Exercise objective. In your copy, leave out the pictures; write out all the data exactly.

Excerpts from an interface dataset
===

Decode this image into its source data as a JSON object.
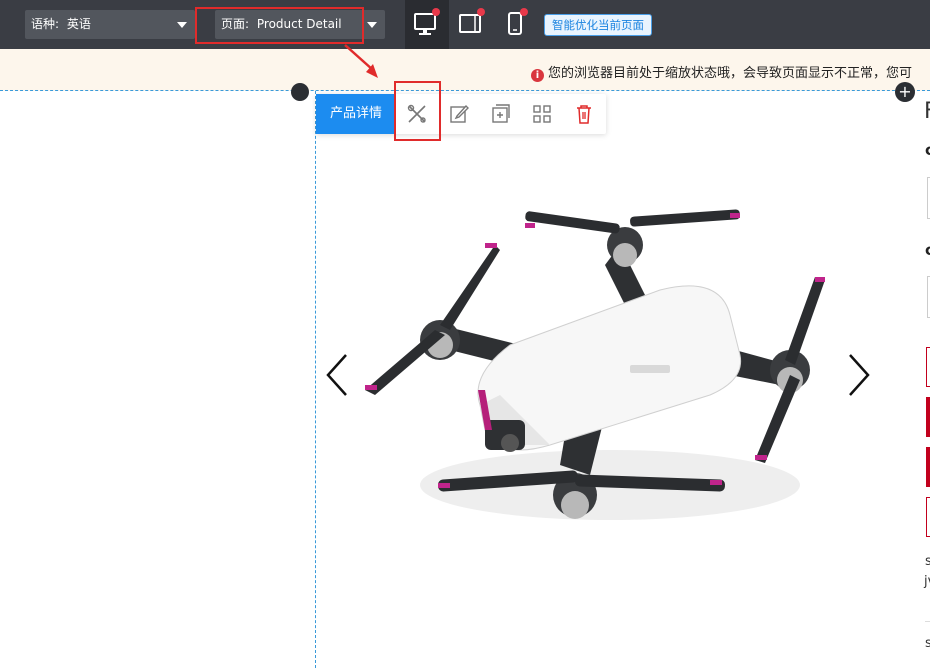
{
  "header": {
    "language_select": {
      "label": "语种:",
      "value": "英语"
    },
    "page_select": {
      "label": "页面:",
      "value": "Product Detail"
    },
    "smart_optimize_button": "智能优化当前页面"
  },
  "notice": {
    "text": "您的浏览器目前处于缩放状态哦，会导致页面显示不正常，您可"
  },
  "module_toolbar": {
    "label": "产品详情"
  },
  "right_panel_fragments": [
    "F",
    "c",
    "c",
    "s",
    "jv",
    "s"
  ],
  "colors": {
    "accent": "#1c8cf0",
    "danger": "#e02b2b",
    "topbar": "#3a3d44"
  },
  "icons": [
    "desktop-icon",
    "tablet-icon",
    "mobile-icon",
    "tools-icon",
    "edit-icon",
    "add-copy-icon",
    "grid-icon",
    "trash-icon",
    "chevron-left-icon",
    "chevron-right-icon",
    "info-icon"
  ]
}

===

Result for this task.
Decode this image into its source data as a JSON object.
{
  "header": {
    "language_select": {
      "label": "语种:",
      "value": "英语"
    },
    "page_select": {
      "label": "页面:",
      "value": "Product Detail"
    },
    "smart_optimize_button": "智能优化当前页面"
  },
  "notice": {
    "text": "您的浏览器目前处于缩放状态哦，会导致页面显示不正常，您可"
  },
  "module_toolbar": {
    "label": "产品详情"
  },
  "right_panel_fragments": [
    "F",
    "c",
    "c",
    "s",
    "jv",
    "s"
  ],
  "colors": {
    "accent": "#1c8cf0",
    "danger": "#e02b2b",
    "topbar": "#3a3d44"
  },
  "icons": [
    "desktop-icon",
    "tablet-icon",
    "mobile-icon",
    "tools-icon",
    "edit-icon",
    "add-copy-icon",
    "grid-icon",
    "trash-icon",
    "chevron-left-icon",
    "chevron-right-icon",
    "info-icon"
  ]
}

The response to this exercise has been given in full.